One example of of the price gap closing is with one of Apple's most popular products, the iPhone. The latest version of the Apple smart phone, the iPhone 4S, was available to the public for $199 and a two-year service contract with the carrier of their choice. It's not exactly a bargain, and there are certainly less expensive smart phones available to consumers, but those devices tend to have less features and/or use older technology.

Comparable smart phones couldn't quite meet the $199 price tag of Apple's latest device. The T-Mobile Samsung Galaxy SII came in close second, at $230 with a two-year contract. At $260 and a two-year service contract, buyers could get their hands on an HTC Amaze 4G, also from T-Mobile. Alternatively, Verizon Wireless is offering their Motorola Droid Bionic with a two-year service contract for a whopping $300.

The MacBook Air is another example where Apple is giving its competition a run for their money. The MacBook Air was one of the most innovative pieces of technology Apple has released to date. The notebook is incredibly thin and light in weight, due to the unique material used and simple design.

This notebook also stands apart as one of the most durable portable PCs on the market. It uses stationary flash memory, as opposed to the traditional spinning hard-drive, which means less chance of parts breaking.

The 11-inch MacBook Air starts at a mere $999. Like the iPod, a large part of the reason Apple is able to offer this notebook for such a low price, is that the company cornered the market on the type of material used to build the ultra-thin casing of the notebook. On October 11, 2011, a Taiwanese computer company, called Asus introduced a comparable Windows-based ultra-thin notebook, but were unable to undercut Apple's prices.

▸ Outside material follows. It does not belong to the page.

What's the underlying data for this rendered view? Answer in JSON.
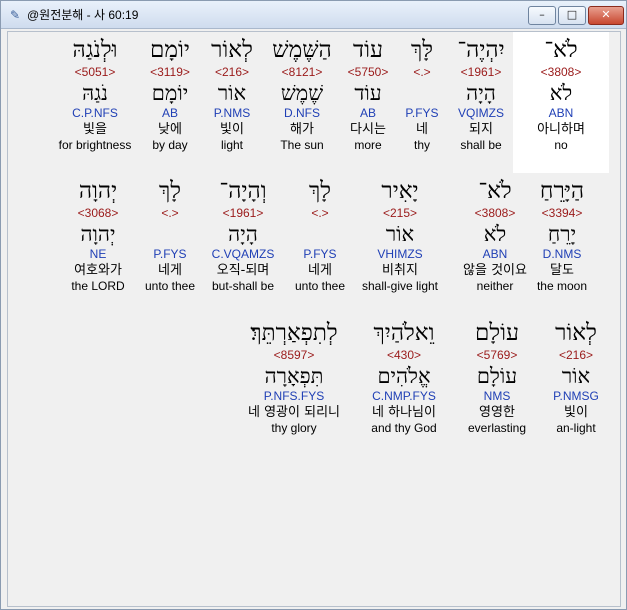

The Asus notebook is available for $999, the same cost of the MacBook Air. Only one notebook manufacturer has been able to offer a similar product at a lower price. At $899, Acer has developed an ultra-thin, lightweight notebook, which actually has a bigger screen than the MacBook Air, called the Aspire S series.